- Action item -
What you return should be the full listing, copied exactly and stripped of its pictures.

[Raw data]

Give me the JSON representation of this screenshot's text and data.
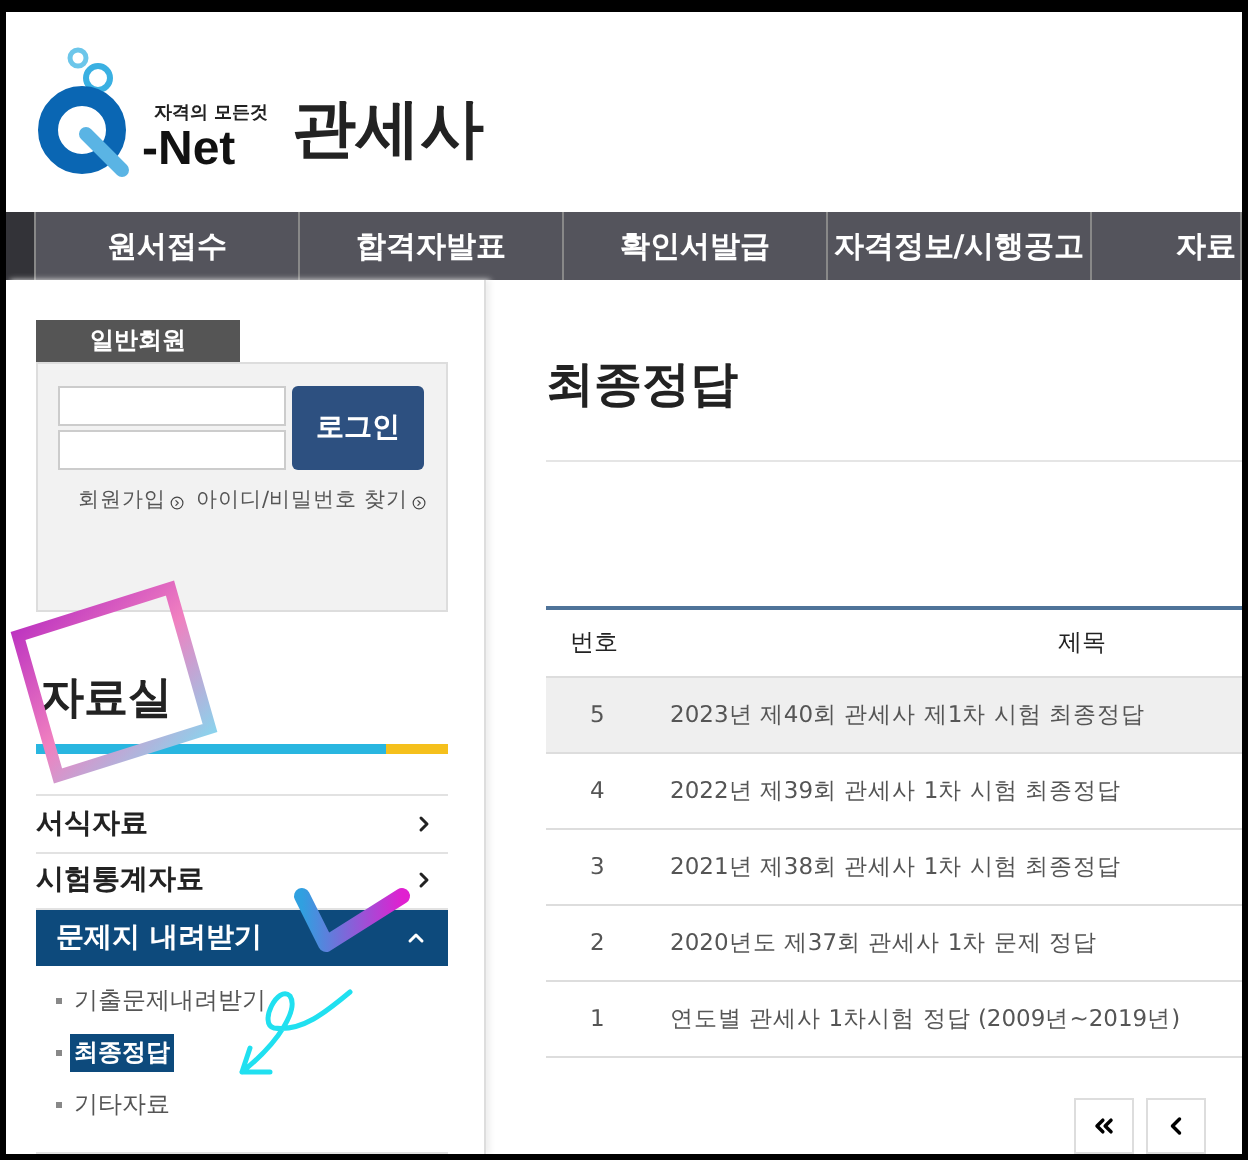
{
  "header": {
    "logo_tagline": "자격의 모든것",
    "logo_text": "-Net",
    "title": "관세사"
  },
  "nav": [
    "원서접수",
    "합격자발표",
    "확인서발급",
    "자격정보/시행공고",
    "자료"
  ],
  "login": {
    "tab": "일반회원",
    "button": "로그인",
    "links": [
      "회원가입",
      "아이디/비밀번호 찾기"
    ]
  },
  "sidebar": {
    "title": "자료실",
    "items": [
      {
        "label": "서식자료",
        "expanded": false
      },
      {
        "label": "시험통계자료",
        "expanded": false
      },
      {
        "label": "문제지 내려받기",
        "expanded": true,
        "children": [
          {
            "label": "기출문제내려받기",
            "selected": false
          },
          {
            "label": "최종정답",
            "selected": true
          },
          {
            "label": "기타자료",
            "selected": false
          }
        ]
      }
    ]
  },
  "content": {
    "title": "최종정답",
    "table": {
      "columns": [
        "번호",
        "제목"
      ],
      "rows": [
        {
          "cells": [
            "5",
            "2023년 제40회 관세사 제1차 시험 최종정답"
          ],
          "highlighted": true
        },
        {
          "cells": [
            "4",
            "2022년 제39회 관세사 1차 시험 최종정답"
          ],
          "highlighted": false
        },
        {
          "cells": [
            "3",
            "2021년 제38회 관세사 1차 시험 최종정답"
          ],
          "highlighted": false
        },
        {
          "cells": [
            "2",
            "2020년도 제37회 관세사 1차 문제 정답"
          ],
          "highlighted": false
        },
        {
          "cells": [
            "1",
            "연도별 관세사 1차시험 정답 (2009년~2019년)"
          ],
          "highlighted": false
        }
      ]
    }
  }
}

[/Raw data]

- Solution for this problem -
Give me the JSON representation of this screenshot's text and data.
{
  "header": {
    "logo_tagline": "자격의 모든것",
    "logo_text": "-Net",
    "title": "관세사"
  },
  "nav": [
    "원서접수",
    "합격자발표",
    "확인서발급",
    "자격정보/시행공고",
    "자료"
  ],
  "login": {
    "tab": "일반회원",
    "button": "로그인",
    "links": [
      "회원가입",
      "아이디/비밀번호 찾기"
    ]
  },
  "sidebar": {
    "title": "자료실",
    "items": [
      {
        "label": "서식자료",
        "expanded": false
      },
      {
        "label": "시험통계자료",
        "expanded": false
      },
      {
        "label": "문제지 내려받기",
        "expanded": true,
        "children": [
          {
            "label": "기출문제내려받기",
            "selected": false
          },
          {
            "label": "최종정답",
            "selected": true
          },
          {
            "label": "기타자료",
            "selected": false
          }
        ]
      }
    ]
  },
  "content": {
    "title": "최종정답",
    "table": {
      "columns": [
        "번호",
        "제목"
      ],
      "rows": [
        {
          "cells": [
            "5",
            "2023년 제40회 관세사 제1차 시험 최종정답"
          ],
          "highlighted": true
        },
        {
          "cells": [
            "4",
            "2022년 제39회 관세사 1차 시험 최종정답"
          ],
          "highlighted": false
        },
        {
          "cells": [
            "3",
            "2021년 제38회 관세사 1차 시험 최종정답"
          ],
          "highlighted": false
        },
        {
          "cells": [
            "2",
            "2020년도 제37회 관세사 1차 문제 정답"
          ],
          "highlighted": false
        },
        {
          "cells": [
            "1",
            "연도별 관세사 1차시험 정답 (2009년~2019년)"
          ],
          "highlighted": false
        }
      ]
    }
  }
}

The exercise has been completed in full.